With the advent of multiple screens in a single theatre,
functionality became one of economics more individual
screens in a complex meant more people, hence more dollars.
For Houston, the change began in 1965, with General Cinemas
Cinema II Theatres at Gulfgate, Meyerland, and Northline.
Suddenly, patrons had a choice of features in the same building,
and took to the concept with enthusiasm.
This was followed by a trio of theatres constructed for
American Multi-Cinema (AMC):he Almeda 4 at Almeda Mall,
Northwest 4 at Northwest Mall, and Town & Country 6 at Town
& Country Village.
As the sixties progressed into the seventies and then
the eighties, theatres lost their glamour in favor of purpose
alone, with smaller auditoriums (some seating as few as
150 people) and minimal interior decor. At the same time,
the new constructions made it harder for the older neighborhood
theatres to remain in business. Many resorted to becoming
dollar houses in order to stay afloat.
By the middle eighties, Houston had reached an oversaturation
point in individual screens. Despite this, more theatres
were built, along with the number of auditoriums per theatre.
The opulence of the early days was out, not only because
of simplicity of construction but economics as well. However,
audiences were becoming increasingly agitated at the shortcomings
of the multiplexes. While sound and picture quality had
reached new technological heights, sacrifices were made
in other areas, such as the state-of-the-art sound from
one theatre distracting patrons in the adjoining auditorium.
Ticket prices were higher and concessions cost more, while
the individual screens continued to shrink.
The change back to theatre opulence occurred first with
the Cineplex Odeon Spectrum 9, at 2660 Augusta, which opened
on June 24, 1988. Architecturally, the theatre tried to
recapture the dazzle of older cinemas, not by opulent flourishes,
but by grand scale and a multiple level lobby. Cineplex
Odeon followed this with the River Oaks Plaza Theatre, a
twelve-screen version of the Spectrum, located on West Gray
at Waugh Drive.
The defining moment for the multiple-screen theatre was
in 1996, with the introduction of stadium seating, beginning
with the Deerbrook 24 and Woodlands Tinseltown. Even the

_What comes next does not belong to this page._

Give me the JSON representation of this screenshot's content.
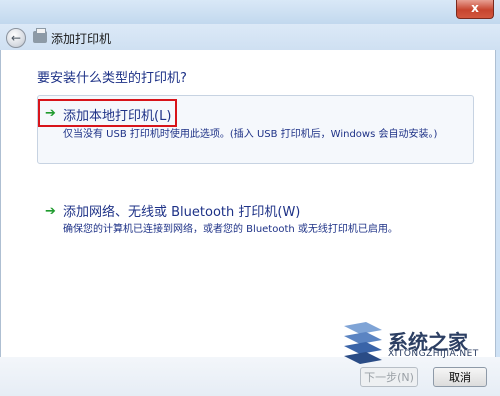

Cineplex Odeon palaces were not able to survive this new
innovation. The number of screens continued to grow, reaching
its height in 1997, with the opening of the AMC Studio 30.